a place to walk, usually next to a beach
Origin and usage
The noun promenade meaning a leisurely walk in a public place dates from the mid 16th century, while the related verb dates from the end of the 17th century. They come from a French word meaning ‘a leisurely walk’. The meaning of ‘a place for walking’, often by the sea, dates from the mid 17th century, while the term promenade concert was first used in the early 19th century.
An annual feature of the British summer the Proms, or to give them their full name the Henry Wood Promenade Concerts, are well underway at the Royal Albert Hall in London under the auspices of the BBC. Founded at the end of the 19th century by an impresario called Robert Newman with the financial backing of George Cathcart, a surgeon, the concerts were originally called Mr Robert Newman’s Promenade Concerts. Henry Wood was the preferred conductor from the start and became the festival’s guiding light until his death in 1944. His role is still recognized today: a bust of Sir Henry that normally lives in the Royal Academy of Music is moved to the Royal Albert Hall for the duration of the Proms season and is decorated with a laurel wreath on the Last Night of the Proms. Outdoor promenade concerts were a popular form of musical performance in London in the 18th and 19th centuries and the tradition continues in the Proms today.

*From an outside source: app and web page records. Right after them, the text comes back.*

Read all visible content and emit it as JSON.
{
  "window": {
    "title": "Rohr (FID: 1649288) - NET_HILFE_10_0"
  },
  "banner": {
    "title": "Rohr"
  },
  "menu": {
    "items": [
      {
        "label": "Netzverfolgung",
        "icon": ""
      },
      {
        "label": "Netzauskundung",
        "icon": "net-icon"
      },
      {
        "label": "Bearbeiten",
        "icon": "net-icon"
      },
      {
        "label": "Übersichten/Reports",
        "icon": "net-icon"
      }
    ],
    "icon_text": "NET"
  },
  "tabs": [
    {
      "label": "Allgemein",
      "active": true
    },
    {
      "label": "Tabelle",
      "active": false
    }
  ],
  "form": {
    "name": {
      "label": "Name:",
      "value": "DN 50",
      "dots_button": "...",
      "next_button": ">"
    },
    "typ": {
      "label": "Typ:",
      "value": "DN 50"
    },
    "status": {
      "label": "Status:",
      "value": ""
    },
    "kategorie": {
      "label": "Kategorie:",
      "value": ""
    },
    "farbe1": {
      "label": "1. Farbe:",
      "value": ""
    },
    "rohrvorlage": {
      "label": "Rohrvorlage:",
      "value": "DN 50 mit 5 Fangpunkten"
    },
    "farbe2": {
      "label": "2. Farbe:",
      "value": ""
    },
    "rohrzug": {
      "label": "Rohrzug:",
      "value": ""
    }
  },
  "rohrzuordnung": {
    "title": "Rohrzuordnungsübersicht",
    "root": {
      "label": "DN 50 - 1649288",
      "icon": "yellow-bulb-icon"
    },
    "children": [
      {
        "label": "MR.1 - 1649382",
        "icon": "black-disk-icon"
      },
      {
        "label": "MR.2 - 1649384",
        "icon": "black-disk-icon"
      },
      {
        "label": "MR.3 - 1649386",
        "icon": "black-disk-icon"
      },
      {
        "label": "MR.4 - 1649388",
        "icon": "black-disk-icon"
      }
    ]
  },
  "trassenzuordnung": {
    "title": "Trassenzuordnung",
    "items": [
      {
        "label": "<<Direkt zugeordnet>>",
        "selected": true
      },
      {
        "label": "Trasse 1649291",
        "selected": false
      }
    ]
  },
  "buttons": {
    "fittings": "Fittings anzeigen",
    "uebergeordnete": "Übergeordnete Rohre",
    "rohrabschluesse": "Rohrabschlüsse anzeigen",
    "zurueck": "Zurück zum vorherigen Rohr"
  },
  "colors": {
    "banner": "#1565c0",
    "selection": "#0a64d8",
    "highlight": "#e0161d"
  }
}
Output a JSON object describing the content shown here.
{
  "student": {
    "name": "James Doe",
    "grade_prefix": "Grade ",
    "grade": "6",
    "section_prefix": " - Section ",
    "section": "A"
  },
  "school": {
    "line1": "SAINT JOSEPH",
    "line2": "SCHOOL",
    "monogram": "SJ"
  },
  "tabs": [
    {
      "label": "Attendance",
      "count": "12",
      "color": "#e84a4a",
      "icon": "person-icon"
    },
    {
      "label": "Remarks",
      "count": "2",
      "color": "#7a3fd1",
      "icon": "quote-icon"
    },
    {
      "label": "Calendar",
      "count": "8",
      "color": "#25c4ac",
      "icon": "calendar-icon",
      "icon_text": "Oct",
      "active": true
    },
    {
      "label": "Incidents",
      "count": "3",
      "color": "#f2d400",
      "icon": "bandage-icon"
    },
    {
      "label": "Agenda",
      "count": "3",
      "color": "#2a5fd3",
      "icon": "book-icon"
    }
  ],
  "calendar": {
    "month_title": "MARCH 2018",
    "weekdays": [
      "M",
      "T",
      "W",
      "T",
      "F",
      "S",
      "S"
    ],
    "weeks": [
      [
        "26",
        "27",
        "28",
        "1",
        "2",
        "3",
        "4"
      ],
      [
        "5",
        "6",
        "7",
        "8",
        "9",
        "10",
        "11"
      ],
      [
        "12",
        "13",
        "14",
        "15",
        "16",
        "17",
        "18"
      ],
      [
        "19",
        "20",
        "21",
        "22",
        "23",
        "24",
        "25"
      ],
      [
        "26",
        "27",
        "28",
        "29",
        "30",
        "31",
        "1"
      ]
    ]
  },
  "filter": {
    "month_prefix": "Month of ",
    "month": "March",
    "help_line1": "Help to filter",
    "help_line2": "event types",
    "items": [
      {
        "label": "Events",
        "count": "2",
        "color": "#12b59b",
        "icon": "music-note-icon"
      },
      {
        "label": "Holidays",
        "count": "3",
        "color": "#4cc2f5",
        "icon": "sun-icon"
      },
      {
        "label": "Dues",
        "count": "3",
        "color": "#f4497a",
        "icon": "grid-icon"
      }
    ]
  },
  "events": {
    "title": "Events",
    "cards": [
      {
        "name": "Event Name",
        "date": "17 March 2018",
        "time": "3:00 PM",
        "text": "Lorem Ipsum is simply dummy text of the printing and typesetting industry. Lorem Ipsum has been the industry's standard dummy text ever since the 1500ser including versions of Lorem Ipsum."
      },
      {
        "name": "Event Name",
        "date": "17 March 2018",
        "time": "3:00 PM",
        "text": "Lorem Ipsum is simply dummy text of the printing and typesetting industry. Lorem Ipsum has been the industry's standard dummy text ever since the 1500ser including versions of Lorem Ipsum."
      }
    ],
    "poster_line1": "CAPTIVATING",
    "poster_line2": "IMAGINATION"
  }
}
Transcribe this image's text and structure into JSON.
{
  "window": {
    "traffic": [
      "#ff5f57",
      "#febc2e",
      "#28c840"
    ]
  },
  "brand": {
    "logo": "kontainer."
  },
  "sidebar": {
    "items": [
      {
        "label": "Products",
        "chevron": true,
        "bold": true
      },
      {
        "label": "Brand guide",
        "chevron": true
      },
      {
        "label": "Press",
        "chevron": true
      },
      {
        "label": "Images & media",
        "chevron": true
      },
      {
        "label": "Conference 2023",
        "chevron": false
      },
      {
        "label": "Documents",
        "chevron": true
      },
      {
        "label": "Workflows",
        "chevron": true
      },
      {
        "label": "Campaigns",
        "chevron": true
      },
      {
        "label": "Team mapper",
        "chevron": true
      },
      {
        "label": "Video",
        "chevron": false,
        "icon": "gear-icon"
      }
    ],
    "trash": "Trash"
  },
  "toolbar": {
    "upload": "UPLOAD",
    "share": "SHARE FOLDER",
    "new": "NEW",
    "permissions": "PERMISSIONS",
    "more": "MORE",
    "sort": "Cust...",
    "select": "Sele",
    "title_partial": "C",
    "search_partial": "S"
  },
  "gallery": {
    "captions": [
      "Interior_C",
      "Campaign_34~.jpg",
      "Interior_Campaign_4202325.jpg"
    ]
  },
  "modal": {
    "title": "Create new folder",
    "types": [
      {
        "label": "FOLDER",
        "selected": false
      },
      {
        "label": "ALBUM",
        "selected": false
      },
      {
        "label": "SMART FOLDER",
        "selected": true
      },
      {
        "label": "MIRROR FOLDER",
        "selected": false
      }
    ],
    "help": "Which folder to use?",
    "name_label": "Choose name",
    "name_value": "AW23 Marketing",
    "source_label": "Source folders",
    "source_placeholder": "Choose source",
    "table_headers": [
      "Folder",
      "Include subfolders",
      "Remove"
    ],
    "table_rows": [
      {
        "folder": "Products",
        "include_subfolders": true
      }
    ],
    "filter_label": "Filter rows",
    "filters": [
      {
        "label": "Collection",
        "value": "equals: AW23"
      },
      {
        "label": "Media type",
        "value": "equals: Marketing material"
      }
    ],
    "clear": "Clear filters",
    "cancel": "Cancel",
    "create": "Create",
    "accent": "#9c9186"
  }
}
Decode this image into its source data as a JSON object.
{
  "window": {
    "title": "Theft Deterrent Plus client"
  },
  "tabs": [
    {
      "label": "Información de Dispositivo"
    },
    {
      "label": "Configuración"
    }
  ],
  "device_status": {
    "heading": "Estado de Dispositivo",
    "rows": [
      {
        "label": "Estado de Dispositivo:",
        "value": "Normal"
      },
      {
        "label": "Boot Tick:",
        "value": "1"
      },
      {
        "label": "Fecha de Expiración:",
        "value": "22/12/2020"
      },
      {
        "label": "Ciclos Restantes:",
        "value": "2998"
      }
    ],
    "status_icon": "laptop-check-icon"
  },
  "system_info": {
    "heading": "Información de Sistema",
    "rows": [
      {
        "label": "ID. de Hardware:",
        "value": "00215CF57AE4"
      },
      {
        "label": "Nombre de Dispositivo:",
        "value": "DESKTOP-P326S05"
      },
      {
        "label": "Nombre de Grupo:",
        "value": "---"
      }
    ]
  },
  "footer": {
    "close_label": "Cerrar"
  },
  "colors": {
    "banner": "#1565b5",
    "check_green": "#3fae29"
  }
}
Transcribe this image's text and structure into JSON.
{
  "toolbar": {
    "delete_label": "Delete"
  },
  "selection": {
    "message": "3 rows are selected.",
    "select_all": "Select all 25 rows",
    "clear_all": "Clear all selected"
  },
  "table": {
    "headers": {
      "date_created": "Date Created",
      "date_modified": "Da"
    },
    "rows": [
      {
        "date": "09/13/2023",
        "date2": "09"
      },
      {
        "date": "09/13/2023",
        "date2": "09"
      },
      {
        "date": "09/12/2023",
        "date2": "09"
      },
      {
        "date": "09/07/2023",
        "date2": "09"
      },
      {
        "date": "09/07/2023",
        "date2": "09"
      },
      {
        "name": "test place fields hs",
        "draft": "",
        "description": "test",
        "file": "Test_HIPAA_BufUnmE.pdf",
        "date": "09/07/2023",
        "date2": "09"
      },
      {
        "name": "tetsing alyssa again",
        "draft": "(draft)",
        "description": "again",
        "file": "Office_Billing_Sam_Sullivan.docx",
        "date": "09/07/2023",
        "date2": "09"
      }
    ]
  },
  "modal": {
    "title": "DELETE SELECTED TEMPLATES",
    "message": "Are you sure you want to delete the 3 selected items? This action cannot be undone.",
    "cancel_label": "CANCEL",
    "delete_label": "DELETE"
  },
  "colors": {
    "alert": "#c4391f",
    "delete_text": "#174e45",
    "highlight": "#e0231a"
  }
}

Very cheap tickets sold on the day of performance allow up to 1,350 audience members to stand either in the area closest to the stage or high up in the gallery, although today’s Promenaders (or Prommers) mostly stand still rather than walking around or promenading like their predecessors.
“The promenade is a special subset of walking.”
“One of the joys of the Proms-goers is that they break the rules, as Sir Henry would have wanted.”
quayside, riverside, waterfront, waterside